- _INSTRUCTIONS TO FOLLOW_
Print the records below verbatim.

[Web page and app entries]
────────

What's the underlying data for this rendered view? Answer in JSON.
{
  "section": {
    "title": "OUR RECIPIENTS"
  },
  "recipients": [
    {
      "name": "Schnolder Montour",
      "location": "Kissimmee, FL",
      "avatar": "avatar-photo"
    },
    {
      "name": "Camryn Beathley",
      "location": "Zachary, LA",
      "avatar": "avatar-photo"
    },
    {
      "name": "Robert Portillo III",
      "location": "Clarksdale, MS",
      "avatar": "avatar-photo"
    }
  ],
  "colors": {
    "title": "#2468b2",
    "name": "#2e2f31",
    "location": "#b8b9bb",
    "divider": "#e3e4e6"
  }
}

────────

- _OUTPUT_
What's the underlying data for this rendered view? Answer in JSON.
{
  "section": {
    "title": "OUR RECIPIENTS"
  },
  "recipients": [
    {
      "name": "Schnolder Montour",
      "location": "Kissimmee, FL",
      "avatar": "avatar-photo"
    },
    {
      "name": "Camryn Beathley",
      "location": "Zachary, LA",
      "avatar": "avatar-photo"
    },
    {
      "name": "Robert Portillo III",
      "location": "Clarksdale, MS",
      "avatar": "avatar-photo"
    }
  ],
  "colors": {
    "title": "#2468b2",
    "name": "#2e2f31",
    "location": "#b8b9bb",
    "divider": "#e3e4e6"
  }
}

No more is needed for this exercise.